WHAT IS NEEDED:
Scan the records for the word "PAGE". Report each line where it occurs.

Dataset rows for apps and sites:
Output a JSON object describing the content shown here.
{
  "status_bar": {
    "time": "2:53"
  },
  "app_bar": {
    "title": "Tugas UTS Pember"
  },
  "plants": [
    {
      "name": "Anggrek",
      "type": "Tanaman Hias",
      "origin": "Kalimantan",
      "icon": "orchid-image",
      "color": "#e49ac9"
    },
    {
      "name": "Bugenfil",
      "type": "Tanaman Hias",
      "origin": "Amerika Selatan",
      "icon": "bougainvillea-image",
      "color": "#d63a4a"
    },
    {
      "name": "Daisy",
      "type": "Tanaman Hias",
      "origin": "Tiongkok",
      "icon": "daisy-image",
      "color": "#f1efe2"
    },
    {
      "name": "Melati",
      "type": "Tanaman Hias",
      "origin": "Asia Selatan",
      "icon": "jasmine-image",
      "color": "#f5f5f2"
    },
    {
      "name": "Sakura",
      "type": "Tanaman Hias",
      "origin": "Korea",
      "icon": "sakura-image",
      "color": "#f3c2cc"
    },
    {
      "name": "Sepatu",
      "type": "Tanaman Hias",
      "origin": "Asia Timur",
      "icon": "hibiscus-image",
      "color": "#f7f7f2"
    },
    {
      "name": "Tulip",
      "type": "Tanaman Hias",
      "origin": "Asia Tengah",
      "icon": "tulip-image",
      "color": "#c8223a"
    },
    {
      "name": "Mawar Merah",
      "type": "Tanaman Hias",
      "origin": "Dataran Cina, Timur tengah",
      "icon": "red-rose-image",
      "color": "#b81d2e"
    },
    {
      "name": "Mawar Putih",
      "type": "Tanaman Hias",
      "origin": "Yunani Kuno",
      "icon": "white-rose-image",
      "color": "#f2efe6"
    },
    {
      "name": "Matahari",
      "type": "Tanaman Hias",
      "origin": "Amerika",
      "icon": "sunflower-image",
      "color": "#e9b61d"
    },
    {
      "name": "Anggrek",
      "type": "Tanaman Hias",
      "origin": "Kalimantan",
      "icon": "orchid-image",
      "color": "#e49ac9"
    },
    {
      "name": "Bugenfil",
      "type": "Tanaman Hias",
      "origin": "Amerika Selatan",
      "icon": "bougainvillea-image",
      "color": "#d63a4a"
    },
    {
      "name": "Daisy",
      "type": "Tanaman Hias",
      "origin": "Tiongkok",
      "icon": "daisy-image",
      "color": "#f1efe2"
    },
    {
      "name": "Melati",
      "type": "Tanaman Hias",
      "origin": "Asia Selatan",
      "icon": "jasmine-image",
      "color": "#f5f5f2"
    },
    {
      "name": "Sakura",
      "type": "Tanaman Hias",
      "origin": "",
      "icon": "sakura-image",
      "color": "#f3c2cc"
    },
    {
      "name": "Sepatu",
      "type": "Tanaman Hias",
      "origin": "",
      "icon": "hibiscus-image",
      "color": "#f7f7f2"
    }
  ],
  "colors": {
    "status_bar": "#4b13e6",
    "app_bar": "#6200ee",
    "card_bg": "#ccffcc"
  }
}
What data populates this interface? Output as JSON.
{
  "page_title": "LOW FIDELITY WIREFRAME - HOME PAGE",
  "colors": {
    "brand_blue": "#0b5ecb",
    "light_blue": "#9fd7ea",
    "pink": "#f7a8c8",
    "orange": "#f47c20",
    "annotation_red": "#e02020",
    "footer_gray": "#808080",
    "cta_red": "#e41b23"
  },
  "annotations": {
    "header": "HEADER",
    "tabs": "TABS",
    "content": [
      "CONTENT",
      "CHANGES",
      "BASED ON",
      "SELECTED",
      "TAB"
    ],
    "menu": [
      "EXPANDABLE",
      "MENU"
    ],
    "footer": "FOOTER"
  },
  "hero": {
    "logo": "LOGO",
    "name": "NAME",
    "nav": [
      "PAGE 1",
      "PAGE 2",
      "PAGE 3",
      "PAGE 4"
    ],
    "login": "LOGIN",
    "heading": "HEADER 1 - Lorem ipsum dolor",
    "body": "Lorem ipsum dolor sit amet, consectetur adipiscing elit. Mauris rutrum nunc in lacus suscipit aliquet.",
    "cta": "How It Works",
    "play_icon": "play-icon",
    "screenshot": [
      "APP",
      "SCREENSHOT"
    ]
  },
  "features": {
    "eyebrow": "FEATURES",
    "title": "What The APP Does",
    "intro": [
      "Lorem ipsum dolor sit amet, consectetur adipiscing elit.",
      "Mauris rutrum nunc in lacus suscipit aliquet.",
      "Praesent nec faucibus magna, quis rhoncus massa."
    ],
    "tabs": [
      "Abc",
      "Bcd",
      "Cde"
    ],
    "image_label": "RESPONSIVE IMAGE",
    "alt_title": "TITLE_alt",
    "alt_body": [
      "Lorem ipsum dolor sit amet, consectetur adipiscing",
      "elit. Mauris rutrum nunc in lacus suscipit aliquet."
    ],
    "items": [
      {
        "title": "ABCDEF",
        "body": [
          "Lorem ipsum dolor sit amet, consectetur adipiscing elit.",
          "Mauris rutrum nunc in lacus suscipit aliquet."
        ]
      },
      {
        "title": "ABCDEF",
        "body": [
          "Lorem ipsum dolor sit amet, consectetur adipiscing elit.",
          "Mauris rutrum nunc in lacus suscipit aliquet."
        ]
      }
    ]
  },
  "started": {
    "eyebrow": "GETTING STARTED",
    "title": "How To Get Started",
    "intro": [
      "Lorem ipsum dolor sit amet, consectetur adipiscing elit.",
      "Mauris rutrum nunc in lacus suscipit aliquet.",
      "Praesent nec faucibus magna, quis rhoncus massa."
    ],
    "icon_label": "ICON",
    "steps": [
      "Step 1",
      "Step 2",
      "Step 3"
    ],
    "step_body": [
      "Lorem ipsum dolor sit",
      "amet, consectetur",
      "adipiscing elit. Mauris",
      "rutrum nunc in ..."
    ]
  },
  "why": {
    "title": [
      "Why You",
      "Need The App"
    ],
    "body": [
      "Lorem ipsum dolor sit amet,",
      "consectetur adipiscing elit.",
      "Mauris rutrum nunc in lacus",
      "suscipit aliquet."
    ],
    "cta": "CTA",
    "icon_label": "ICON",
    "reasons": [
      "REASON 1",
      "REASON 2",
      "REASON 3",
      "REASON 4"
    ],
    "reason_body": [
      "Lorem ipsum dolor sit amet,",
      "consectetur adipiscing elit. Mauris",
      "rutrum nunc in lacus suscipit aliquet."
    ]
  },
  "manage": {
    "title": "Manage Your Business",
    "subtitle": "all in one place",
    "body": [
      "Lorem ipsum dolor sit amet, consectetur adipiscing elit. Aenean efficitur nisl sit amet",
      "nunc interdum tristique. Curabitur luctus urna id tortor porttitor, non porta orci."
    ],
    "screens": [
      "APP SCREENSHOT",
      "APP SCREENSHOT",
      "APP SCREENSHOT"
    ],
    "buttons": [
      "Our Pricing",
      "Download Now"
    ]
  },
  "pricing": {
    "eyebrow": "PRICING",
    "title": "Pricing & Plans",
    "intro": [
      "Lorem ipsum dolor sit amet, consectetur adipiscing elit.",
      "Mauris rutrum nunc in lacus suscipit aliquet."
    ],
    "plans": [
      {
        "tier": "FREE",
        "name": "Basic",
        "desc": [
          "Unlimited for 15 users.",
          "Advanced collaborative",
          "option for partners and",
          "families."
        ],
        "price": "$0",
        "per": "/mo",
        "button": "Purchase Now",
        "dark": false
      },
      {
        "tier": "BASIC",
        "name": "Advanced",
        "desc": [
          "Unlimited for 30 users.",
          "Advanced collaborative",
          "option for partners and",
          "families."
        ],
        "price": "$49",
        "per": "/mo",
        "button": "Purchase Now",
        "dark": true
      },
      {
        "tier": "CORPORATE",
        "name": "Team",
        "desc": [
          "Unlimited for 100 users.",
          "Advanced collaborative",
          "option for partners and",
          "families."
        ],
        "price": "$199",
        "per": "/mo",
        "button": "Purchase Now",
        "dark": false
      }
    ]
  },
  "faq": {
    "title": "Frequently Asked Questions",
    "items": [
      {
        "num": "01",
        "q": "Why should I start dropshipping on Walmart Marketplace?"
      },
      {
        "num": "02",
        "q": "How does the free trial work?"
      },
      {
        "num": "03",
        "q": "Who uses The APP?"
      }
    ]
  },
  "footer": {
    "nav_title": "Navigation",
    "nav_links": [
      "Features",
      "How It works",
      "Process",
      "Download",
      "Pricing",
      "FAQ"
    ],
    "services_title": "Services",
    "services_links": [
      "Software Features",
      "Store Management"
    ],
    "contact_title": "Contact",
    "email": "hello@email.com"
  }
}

RESULT FOR THIS TASK:
  "page_title": "LOW FIDELITY WIREFRAME - HOME PAGE",
      "PAGE 1",
      "PAGE 2",
      "PAGE 3",
      "PAGE 4"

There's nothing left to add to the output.